# The Household Production Function

I was wondering whether someone can explain the household production function (HPF). Specifically, the variant presented in Patanayak et al (2005). The paper uses the HPF to determine household willingness to pay for improved water supplies. The HPF model theorizes that averting expenditures (coping costs) are lower bound to willingness to pay (WTP). However other people (e.g. Orgill-Meyer et al (2018)) talk about how including sunk costs (expensive tank assets, pumps, etc) when calculating coping can reverse this relationship causing coping costs to be upper bound to WTP. However, Patanayak et al, 2005 includes amortized sunk costs in his coping cost calculations and the HPF premise still holds.

This is confusing me a bit.

I know the question is elementary but I am really not an economist. Can someone please clarify this?

I have only read the abstracts, but the two statements aren't conflicting.

From Wikipedia, a production function gives the technological relation between quantities of physical inputs and quantities of output of goods. A household production function is a form of that idea that looks out how households combine inputs to get outputs that they consume such as water.
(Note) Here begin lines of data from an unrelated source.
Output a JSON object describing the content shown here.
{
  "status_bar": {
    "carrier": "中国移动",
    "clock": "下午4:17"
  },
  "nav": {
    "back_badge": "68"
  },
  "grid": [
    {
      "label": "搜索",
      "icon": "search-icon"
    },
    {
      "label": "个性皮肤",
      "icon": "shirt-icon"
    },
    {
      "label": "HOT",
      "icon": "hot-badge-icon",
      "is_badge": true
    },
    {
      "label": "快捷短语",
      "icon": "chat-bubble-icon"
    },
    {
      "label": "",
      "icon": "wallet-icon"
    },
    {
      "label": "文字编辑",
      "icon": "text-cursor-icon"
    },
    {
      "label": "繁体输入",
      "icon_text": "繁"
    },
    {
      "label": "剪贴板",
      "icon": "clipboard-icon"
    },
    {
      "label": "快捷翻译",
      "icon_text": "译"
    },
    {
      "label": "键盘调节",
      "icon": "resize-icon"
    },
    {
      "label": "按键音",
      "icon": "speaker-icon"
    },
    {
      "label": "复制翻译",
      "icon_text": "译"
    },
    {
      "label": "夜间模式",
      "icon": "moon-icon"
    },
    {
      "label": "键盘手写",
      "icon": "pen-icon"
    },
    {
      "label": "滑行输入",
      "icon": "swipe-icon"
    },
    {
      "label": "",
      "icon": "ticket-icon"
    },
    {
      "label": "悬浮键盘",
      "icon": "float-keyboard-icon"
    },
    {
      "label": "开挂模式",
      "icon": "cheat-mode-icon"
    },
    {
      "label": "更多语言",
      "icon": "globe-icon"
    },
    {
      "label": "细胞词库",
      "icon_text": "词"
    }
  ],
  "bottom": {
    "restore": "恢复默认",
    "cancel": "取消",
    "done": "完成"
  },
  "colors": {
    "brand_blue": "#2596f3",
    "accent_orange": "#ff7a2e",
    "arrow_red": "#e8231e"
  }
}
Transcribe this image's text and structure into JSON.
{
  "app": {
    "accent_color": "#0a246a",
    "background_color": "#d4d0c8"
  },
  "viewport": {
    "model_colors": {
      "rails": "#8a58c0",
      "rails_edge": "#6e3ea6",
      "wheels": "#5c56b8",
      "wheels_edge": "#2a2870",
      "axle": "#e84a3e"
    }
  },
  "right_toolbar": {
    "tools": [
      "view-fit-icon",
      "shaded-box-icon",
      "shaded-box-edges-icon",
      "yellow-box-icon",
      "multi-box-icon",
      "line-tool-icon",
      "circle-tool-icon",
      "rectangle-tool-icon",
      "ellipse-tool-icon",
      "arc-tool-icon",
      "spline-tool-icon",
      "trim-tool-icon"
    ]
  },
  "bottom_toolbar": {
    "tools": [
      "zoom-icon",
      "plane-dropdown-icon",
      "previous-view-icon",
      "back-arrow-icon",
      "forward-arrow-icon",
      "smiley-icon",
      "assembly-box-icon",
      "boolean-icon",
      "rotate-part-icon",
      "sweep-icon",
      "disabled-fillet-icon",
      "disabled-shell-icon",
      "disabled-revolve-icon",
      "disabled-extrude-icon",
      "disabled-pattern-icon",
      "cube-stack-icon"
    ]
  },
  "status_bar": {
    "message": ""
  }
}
Under the HPF model, water is considered as an output that households consume. However, there are many ways to combine inputs to obtain water: you can use utility based water if the infrastructure for that exists or non-utility based water (involving personal tanks, pumps, etc). The assumption is that households will be willing to pay for the utility based water infrastructure at least the amount that it takes to upkeep their non-utility based water that they currently own accounting for the sunk costs of the upfront purchase of the tanks and pumps. And hence that is the "lower bound to WTP". But this assumes that the utility based water is higher quality than what households already have. As noted in the abstract of the latter paper, "[w]e attribute this departure from the traditional relationship between averting expenditures and contingent valuation to the lack of household confidence in the quality of utility-provided water." Hence, current coping costs become an upper bound to WTP. To put it differently, if households believed utility based water is exactly equivalent to what they currently have, then the WTP would be exactly equal to current coping costs.